Freedom to see how things work is a great thing. This science-through-play activity teaches cause and effect for toddlers and preschoolers. Two positive approaches will set the stage for success.
First, enjoy cars in cornmeal where cleanup is easy. For us, from high chair through high school, and even now, that space is often the kitchen where discovery is more important than spillguarding. Expect a little cornmeal to hit the floor. It’s okay. If necessary, use a splat mat.
Second, practice your positive instructions:
“Keep the cornmeal in the pan,” rather than, “Don’t spill!”
“Keep the truck down,” rather than “Don’t throw the truck!”
Specific encouragement, “I see you’re driving the bulldozer!” instead of nonspecific praise, “Good job!”
Fill a large, shallow container about an inch full of cornmeal and provide “diggers” and cars to push through the cornmeal. I recently gave this as a gift using a 10×13” nonbreakable cake pan with a snap-on lid, and a miniature bulldozer I purchased at a local farm/home/hardware store that sells various diecast and plastic Caterpillar and John Deere toys. Select at least one pusher and one loader. Let your child put other other non-chokeable found treasures — rocks, shells, etc. — in the cornmeal to lift, stack, and move as well. (No trucks in the toy box yet? Little cars will work for your child to enjoy making patterns running the wheels through the cornmeal.)
About “diggers.” This is a great time to commit to informed language. As your child’s first teacher, help develop your child’s curiosity, observation, discrimination and language skills by calling things their real names.

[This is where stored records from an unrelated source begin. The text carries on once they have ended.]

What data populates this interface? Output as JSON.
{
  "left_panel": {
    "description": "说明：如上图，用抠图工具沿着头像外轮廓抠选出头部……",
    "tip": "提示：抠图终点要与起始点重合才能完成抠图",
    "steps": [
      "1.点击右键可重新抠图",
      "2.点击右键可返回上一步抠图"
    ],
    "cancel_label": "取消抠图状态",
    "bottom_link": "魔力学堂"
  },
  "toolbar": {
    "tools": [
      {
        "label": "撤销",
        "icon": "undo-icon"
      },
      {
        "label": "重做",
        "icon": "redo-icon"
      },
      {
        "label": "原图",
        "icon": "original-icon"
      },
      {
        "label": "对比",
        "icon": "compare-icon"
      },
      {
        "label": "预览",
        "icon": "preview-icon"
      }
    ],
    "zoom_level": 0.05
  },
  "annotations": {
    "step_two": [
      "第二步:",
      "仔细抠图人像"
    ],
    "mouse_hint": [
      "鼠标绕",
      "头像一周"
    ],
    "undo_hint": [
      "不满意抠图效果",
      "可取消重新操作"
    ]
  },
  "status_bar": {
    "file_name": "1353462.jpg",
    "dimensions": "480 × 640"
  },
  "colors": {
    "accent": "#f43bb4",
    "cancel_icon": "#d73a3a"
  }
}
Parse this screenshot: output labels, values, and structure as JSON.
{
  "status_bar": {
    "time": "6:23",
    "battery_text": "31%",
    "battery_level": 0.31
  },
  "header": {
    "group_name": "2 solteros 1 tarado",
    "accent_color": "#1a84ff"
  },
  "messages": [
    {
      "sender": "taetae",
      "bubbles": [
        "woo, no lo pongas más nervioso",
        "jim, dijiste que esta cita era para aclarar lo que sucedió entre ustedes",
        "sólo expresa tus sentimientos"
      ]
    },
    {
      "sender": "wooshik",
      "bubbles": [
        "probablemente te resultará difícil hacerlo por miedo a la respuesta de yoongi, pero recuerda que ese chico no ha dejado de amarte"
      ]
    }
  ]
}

Children can learn words well before they can actually pronounce them; look for positive, engaging experiences expressed in language to connect those brain neurons. Fun with authenticity.
Bulldozer – an earth mover with a large front scoop that has a wide, upright blade for pushing and lifting large amounts of dirt, sand … and cornmeal!
Excavator – a large construction machine with a bucket on a rotating arm used for digging trenches and holes. Excavators move on tracks.
Backhoe – an earth mover with a digging bucket on a long jointed arm in the back; a large, square “loader” bucket on the front for scooping, and a seat that swivels to face both ways.
Wheels and “crawler tracks” – Heavy machinery may ride on wheels or tracks. Toy tracks can get lost quickly when removed and shot like rubber bands into landscape plantings. Just saying (!)
“Cherry picker” – These traveling cranes move into position and raise a work platform/basket high off the ground for access to tall trees, utility poles, and more.
Forklift – A forklift is a powerful, compact truck used to pick up and move heavy objects. (Less common in toy diggers, but occasionally seen on construction sites and in industrial settings, is the scissor lift – a motorized vehicle with a railed platform used for lifting objects and workers up to high areas.)
Bobcat – an all-around utility work machine, also called a skid-steer loader because of how the wheels work, for loading, hauling, towing.
It’s a good day when you come across these trucks in your community and can stop for a few minutes to watch. Some children will pass through this phase by about five years old, others will take this passion into successful engineering careers.
One last thing ~ This can be a pre-writing game as well. With your finger, trace a line in the cornmeal and invite your toddler to run the truck/car on that line. Draw a new line and try for left to right, and again top to bottom. When those are all easy, make the line wavy, then zigzag. This point-to-point tracing is an early developmental step for handwriting, which is an early step for reading.